There was no doubt about it. Brech was the greatest city in the world. Not best—but the greatest. It was the capital of the United Kingdom of Greater Brechalon and had been the center of Brech culture for almost two thousand years. Fifteen centuries ago it had been the largest city in the world and it still was. With a population of more than four million, it dwarfed Natine, Bangdorf, Szague, Perfico and the other capital cities on the continent of Sumir. The Great City, as most Brechs called their home, was filled with majestic buildings and monuments, magnificent parks, and spacious plazas. But beyond these were seemingly endless reaches of tenement apartment buildings, slapped up with none of the forethought and planning of the ancient structures of which the citizens were so proud. Though the vast system of horse-drawn trolleys and hansom cabs reminded one of the past, the oily black telegraph poles and the chugging, honking steam-powered carriages gave voice to a future bearing down at record speed.
Nothing about the Great City was lost on Captain Terrence Dechantagne. He had been back in the city for exactly one hour and fifteen minutes, but it seemed as if he had never left. As he strode down Avenue Phoenix, he looked at the shops on either side of the street, occupying the ground floor of buildings that had been old when his great grandfather had been born. The cobblestone streets were filled with vehicles. Shiny new steam carriages swerved to avoid running over an old man pulling a donkey heavily laden with crates of produce. The trolley’s bell reminding everyone else on the street that by law, it had the right of way, even though the massive horse pulling it was far slower than the newest marvels of technology.
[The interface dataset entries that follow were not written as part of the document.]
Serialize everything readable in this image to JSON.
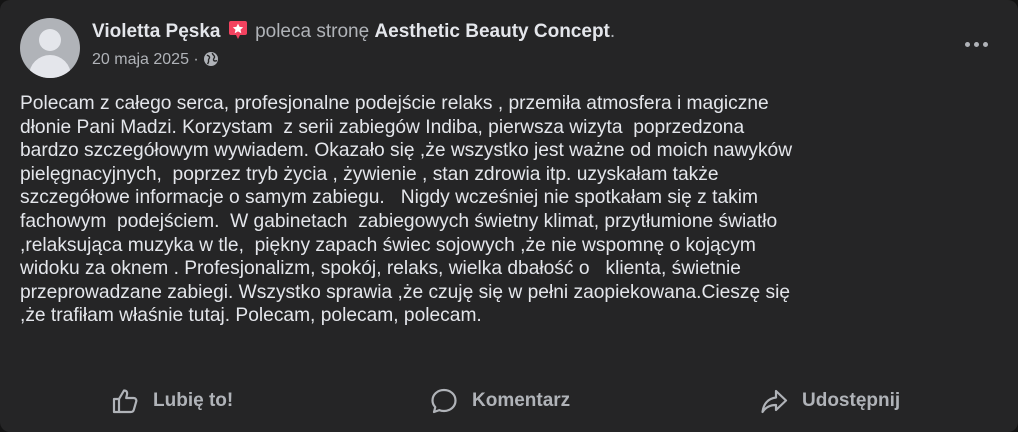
{
  "author": {
    "name": "Violetta Pęska"
  },
  "header": {
    "verb": "poleca stronę",
    "page_name": "Aesthetic Beauty Concept",
    "period": "."
  },
  "meta": {
    "date": "20 maja 2025",
    "separator": " · "
  },
  "icons": {
    "recommend": "recommend-star-icon",
    "audience": "globe-icon",
    "more": "more-options-icon",
    "like": "thumbs-up-icon",
    "comment": "comment-bubble-icon",
    "share": "share-arrow-icon"
  },
  "colors": {
    "background": "#252526",
    "text": "#e4e6eb",
    "secondary_text": "#b0b3b8",
    "recommend_badge": "#f3425f"
  },
  "post": {
    "lines": [
      "Polecam z całego serca, profesjonalne podejście relaks , przemiła atmosfera i magiczne",
      "dłonie Pani Madzi. Korzystam  z serii zabiegów Indiba, pierwsza wizyta  poprzedzona",
      "bardzo szczegółowym wywiadem. Okazało się ,że wszystko jest ważne od moich nawyków",
      "pielęgnacyjnych,  poprzez tryb życia , żywienie , stan zdrowia itp. uzyskałam także",
      "szczegółowe informacje o samym zabiegu.   Nigdy wcześniej nie spotkałam się z takim",
      "fachowym  podejściem.  W gabinetach  zabiegowych świetny klimat, przytłumione światło",
      ",relaksująca muzyka w tle,  piękny zapach świec sojowych ,że nie wspomnę o kojącym",
      "widoku za oknem . Profesjonalizm, spokój, relaks, wielka dbałość o   klienta, świetnie",
      "przeprowadzane zabiegi. Wszystko sprawia ,że czuję się w pełni zaopiekowana.Cieszę się",
      ",że trafiłam właśnie tutaj. Polecam, polecam, polecam."
    ]
  },
  "actions": {
    "like_label": "Lubię to!",
    "comment_label": "Komentarz",
    "share_label": "Udostępnij"
  }
}
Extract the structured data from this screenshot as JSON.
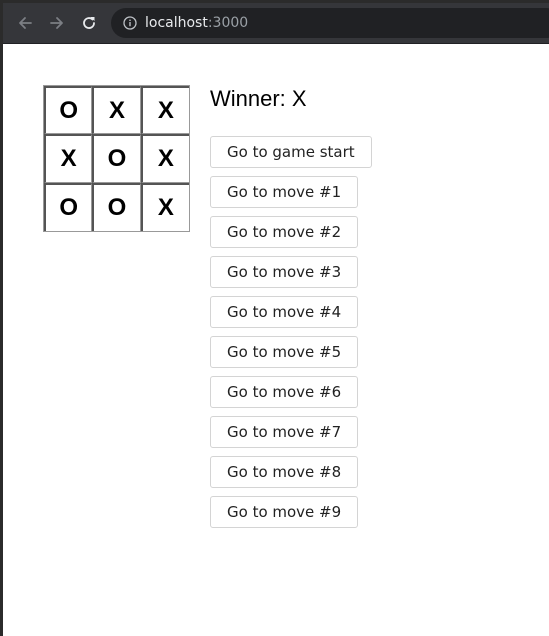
{
  "browser": {
    "url_host": "localhost",
    "url_port": ":3000",
    "icons": {
      "back": "arrow-left-icon",
      "forward": "arrow-right-icon",
      "reload": "reload-icon",
      "info": "info-icon"
    }
  },
  "game": {
    "board": [
      [
        "O",
        "X",
        "X"
      ],
      [
        "X",
        "O",
        "X"
      ],
      [
        "O",
        "O",
        "X"
      ]
    ],
    "status": "Winner: X",
    "moves": [
      "Go to game start",
      "Go to move #1",
      "Go to move #2",
      "Go to move #3",
      "Go to move #4",
      "Go to move #5",
      "Go to move #6",
      "Go to move #7",
      "Go to move #8",
      "Go to move #9"
    ]
  },
  "colors": {
    "toolbar_bg": "#35363a",
    "address_bg": "#202124",
    "board_border": "#999999"
  }
}
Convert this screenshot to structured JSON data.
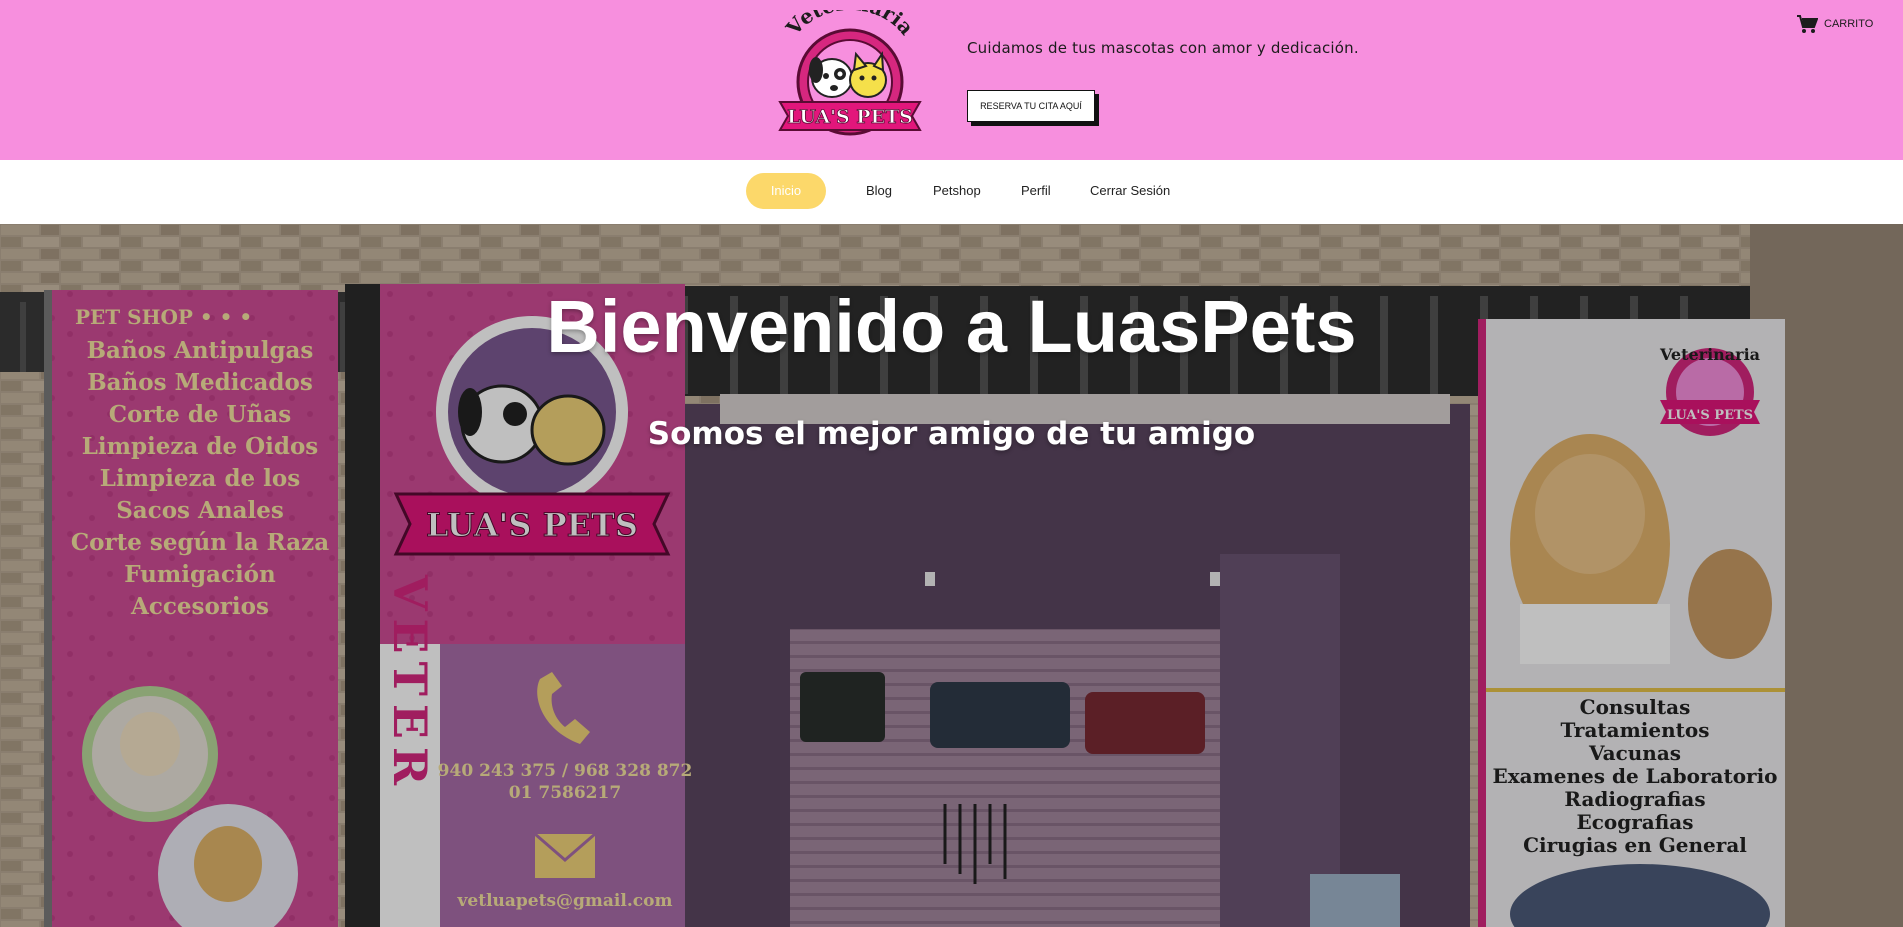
{
  "header": {
    "logo": {
      "top_text": "Veterinaria",
      "banner_text": "LUA'S PETS"
    },
    "tagline": "Cuidamos de tus mascotas con amor y dedicación.",
    "booking_button": "RESERVA TU CITA AQUÍ",
    "cart": {
      "icon": "cart-icon",
      "label": "CARRITO"
    }
  },
  "nav": {
    "items": [
      {
        "label": "Inicio",
        "active": true
      },
      {
        "label": "Blog",
        "active": false
      },
      {
        "label": "Petshop",
        "active": false
      },
      {
        "label": "Perfil",
        "active": false
      },
      {
        "label": "Cerrar Sesión",
        "active": false
      }
    ]
  },
  "hero": {
    "title": "Bienvenido a LuasPets",
    "subtitle": "Somos el mejor amigo de tu amigo",
    "photo": {
      "left_sign": {
        "heading": "PET SHOP • • •",
        "services": [
          "Baños Antipulgas",
          "Baños Medicados",
          "Corte de Uñas",
          "Limpieza de Oidos",
          "Limpieza de los",
          "Sacos Anales",
          "Corte según la Raza",
          "Fumigación",
          "Accesorios"
        ]
      },
      "center_sign": {
        "banner_text": "LUA'S PETS",
        "vertical_text": "VETER",
        "phones": "940 243 375 / 968 328 872",
        "phone2": "01 7586217",
        "email": "vetluapets@gmail.com"
      },
      "right_sign": {
        "logo_top": "Veterinaria",
        "logo_banner": "LUA'S PETS",
        "services": [
          "Consultas",
          "Tratamientos",
          "Vacunas",
          "Examenes de Laboratorio",
          "Radiografias",
          "Ecografias",
          "Cirugias en General"
        ]
      }
    }
  },
  "colors": {
    "header_bg": "#f78fde",
    "nav_active_bg": "#fcd86a",
    "sign_pink": "#d9559f",
    "sign_text": "#f4e3a0"
  }
}
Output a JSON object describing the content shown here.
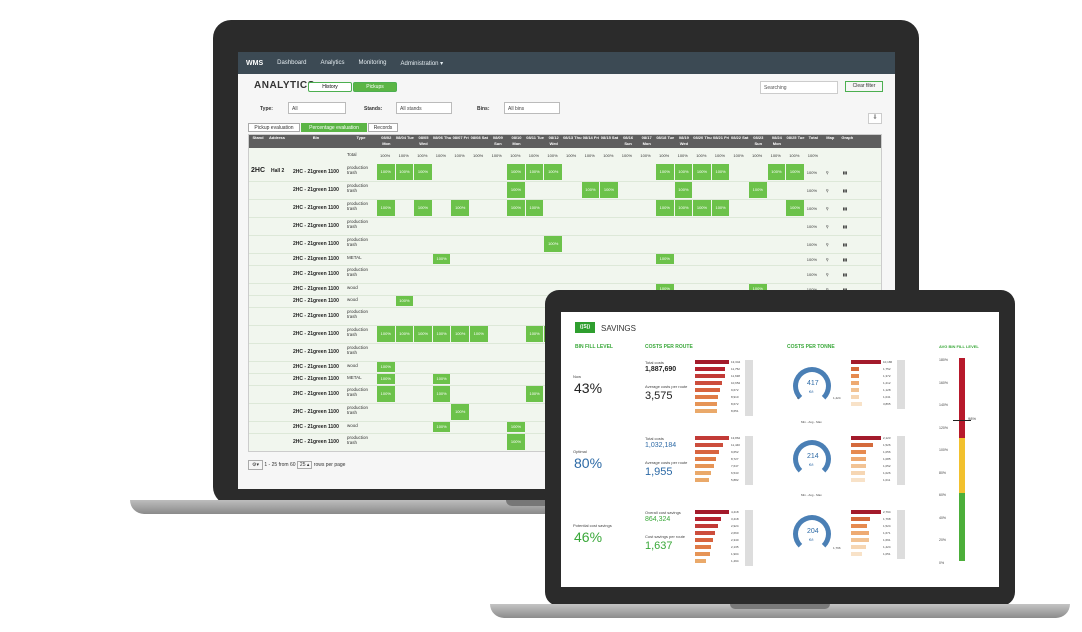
{
  "nav": {
    "logo": "WMS",
    "items": [
      "Dashboard",
      "Analytics",
      "Monitoring",
      "Administration ▾"
    ]
  },
  "analytics": {
    "title": "ANALYTICS",
    "toggles": [
      "History",
      "Pickups"
    ],
    "search_placeholder": "Searching",
    "clear_filter": "Clear filter",
    "filters": {
      "type_label": "Type:",
      "type_value": "All",
      "stands_label": "Stands:",
      "stands_value": "All stands",
      "bins_label": "Bins:",
      "bins_value": "All bins"
    },
    "tabs": [
      "Pickup evaluation",
      "Percentage evaluation",
      "Records"
    ],
    "columns": [
      "Stand",
      "Address",
      "Bin",
      "Type",
      "08/02 Mon",
      "08/04 Tue",
      "08/05 Wed",
      "08/06 Thu",
      "08/07 Fri",
      "08/08 Sat",
      "08/09 Sun",
      "08/10 Mon",
      "08/11 Tue",
      "08/12 Wed",
      "08/13 Thu",
      "08/14 Fri",
      "08/15 Sat",
      "08/16 Sun",
      "08/17 Mon",
      "08/18 Tue",
      "08/19 Wed",
      "08/20 Thu",
      "08/21 Fri",
      "08/22 Sat",
      "08/23 Sun",
      "08/24 Mon",
      "08/25 Tue",
      "Total",
      "Map",
      "Graph"
    ],
    "total_label": "Total",
    "stand": "2HC",
    "address": "Hall 2",
    "pct": "100%",
    "bin": "2HC - 21green 1100",
    "types": [
      "production trash",
      "production trash",
      "production trash",
      "production trash",
      "production trash",
      "METAL",
      "production trash",
      "wood",
      "wood",
      "production trash",
      "production trash",
      "production trash",
      "wood",
      "METAL",
      "production trash",
      "production trash",
      "wood",
      "production trash"
    ],
    "footer": {
      "range": "1 - 25 from 60",
      "per_page": "25 ▴",
      "rows_label": "rows per page"
    }
  },
  "savings": {
    "logo": "((S))",
    "title": "SAVINGS",
    "bin_fill_title": "BIN FILL LEVEL",
    "costs_route_title": "COSTS PER ROUTE",
    "costs_tonne_title": "COSTS PER TONNE",
    "avg_fill_title": "AVG BIN FILL LEVEL",
    "now_label": "Now",
    "now_value": "43%",
    "optimal_label": "Optimal",
    "optimal_value": "80%",
    "potential_label": "Potential cost savings",
    "potential_value": "46%",
    "route1": {
      "total_label": "Total costs",
      "total": "1,887,690",
      "avg_label": "Average costs per route",
      "avg": "3,575"
    },
    "route2": {
      "total_label": "Total costs",
      "total": "1,032,184",
      "avg_label": "Average costs per route",
      "avg": "1,955"
    },
    "route3": {
      "total_label": "Overall cost savings",
      "total": "864,324",
      "avg_label": "Cost savings per route",
      "avg": "1,637"
    },
    "gauge1": {
      "value": "417",
      "unit": "€/t",
      "min": "0",
      "max": "1,424"
    },
    "gauge2": {
      "value": "214",
      "unit": "€/t"
    },
    "gauge3": {
      "value": "204",
      "unit": "€/t",
      "max": "1,796"
    },
    "minavgmax": "Min - Avg - Max",
    "bars1": [
      "13,344",
      "11,752",
      "11,638",
      "10,652",
      "9,672",
      "8,910",
      "8,672",
      "8,651"
    ],
    "bars2": [
      "13,862",
      "11,440",
      "9,652",
      "8,727",
      "7,647",
      "6,543",
      "5,882"
    ],
    "bars3": [
      "4,418",
      "3,418",
      "2,924",
      "2,660",
      "2,340",
      "2,135",
      "1,904",
      "1,494"
    ],
    "tbars1": [
      "10,186",
      "1,752",
      "1,372",
      "1,212",
      "1,128",
      "1,041",
      "3,865"
    ],
    "tbars2": [
      "2,123",
      "1,526",
      "1,056",
      "1,085",
      "1,052",
      "1,026",
      "1,011"
    ],
    "tbars3": [
      "2,794",
      "1,768",
      "1,524",
      "1,671",
      "1,691",
      "1,424",
      "1,051"
    ],
    "avg_ticks": [
      "180%",
      "160%",
      "140%",
      "120%",
      "100%",
      "80%",
      "60%",
      "40%",
      "20%",
      "0%"
    ],
    "avg_marker": "98%"
  }
}
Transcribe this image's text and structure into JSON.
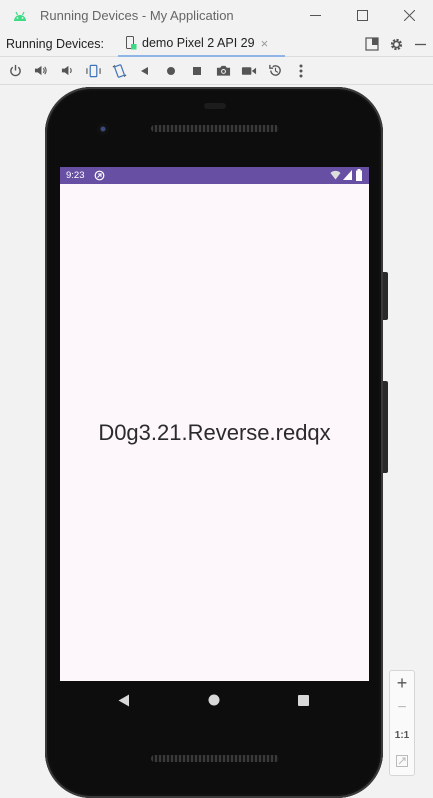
{
  "window": {
    "title": "Running Devices - My Application",
    "minimize_icon": "minimize-icon",
    "maximize_icon": "maximize-icon",
    "close_icon": "close-icon"
  },
  "device_bar": {
    "label": "Running Devices:",
    "tab_label": "demo Pixel 2 API 29",
    "tab_close": "×"
  },
  "toolbar": {
    "buttons": [
      "power",
      "volume-up",
      "volume-down",
      "rotate-left",
      "rotate-right",
      "back",
      "home",
      "overview",
      "screenshot",
      "screen-record",
      "snapshot",
      "more"
    ]
  },
  "device": {
    "status_time": "9:23",
    "app_text": "D0g3.21.Reverse.redqx",
    "status_bar_color": "#6750a4",
    "screen_background": "#fdf7fb"
  },
  "zoom": {
    "zoom_in": "+",
    "zoom_out": "−",
    "actual_size": "1:1"
  },
  "colors": {
    "accent": "#3d73b8",
    "android_green": "#3ddc84",
    "tab_underline": "#8fb4e8"
  }
}
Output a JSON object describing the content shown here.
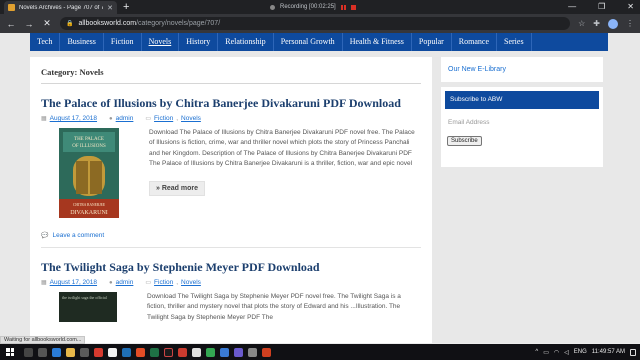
{
  "browser": {
    "tab_title": "Novels Archives - Page 707 of 7",
    "recording_label": "Recording [00:02:25]",
    "url_domain": "allbooksworld.com",
    "url_path": "/category/novels/page/707/",
    "status_text": "Waiting for allbooksworld.com..."
  },
  "nav": {
    "items": [
      "Tech",
      "Business",
      "Fiction",
      "Novels",
      "History",
      "Relationship",
      "Personal Growth",
      "Health & Fitness",
      "Popular",
      "Romance",
      "Series"
    ],
    "active": "Novels"
  },
  "main": {
    "category_title": "Category: Novels",
    "posts": [
      {
        "title": "The Palace of Illusions by Chitra Banerjee Divakaruni PDF Download",
        "date": "August 17, 2018",
        "author": "admin",
        "cat1": "Fiction",
        "cat2": "Novels",
        "excerpt": "Download The Palace of Illusions by Chitra Banerjee Divakaruni PDF novel free. The Palace of Illusions is fiction, crime, war and thriller novel which plots the story of Princess Panchali and her Kingdom. Description of The Palace of Illusions by Chitra Banerjee Divakaruni PDF The Palace of Illusions by Chitra Banerjee Divakaruni is a thriller, fiction, war and epic novel",
        "read_more": "» Read more",
        "comment": "Leave a comment",
        "cover_title": "THE PALACE OF ILLUSIONS",
        "cover_author_first": "CHITRA BANERJEE",
        "cover_author_last": "DIVAKARUNI"
      },
      {
        "title": "The Twilight Saga by Stephenie Meyer PDF Download",
        "date": "August 17, 2018",
        "author": "admin",
        "cat1": "Fiction",
        "cat2": "Novels",
        "excerpt": "Download The Twilight Saga by Stephenie Meyer PDF novel free. The Twilight Saga is a fiction, thriller and mystery novel that plots the story of Edward and his",
        "excerpt_cut": "...Illustration. The Twilight Saga by Stephenie Meyer PDF The",
        "cover_title": "the twilight saga the official"
      }
    ]
  },
  "sidebar": {
    "library_link": "Our New E-Library",
    "subscribe_title": "Subscribe to ABW",
    "email_placeholder": "Email Address",
    "subscribe_button": "Subscribe"
  },
  "taskbar": {
    "lang": "ENG",
    "time": "11:49:57 AM"
  },
  "colors": {
    "brand_blue": "#0e4a9e",
    "title_blue": "#1c3f6e",
    "link_blue": "#1a6fd1"
  }
}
Turning sharply to his left, Terrence crossed the road dodging neatly between a horse-drawn carriage and one of the steam-powered variety, and entered one of the storefronts—Breeding Booksellers.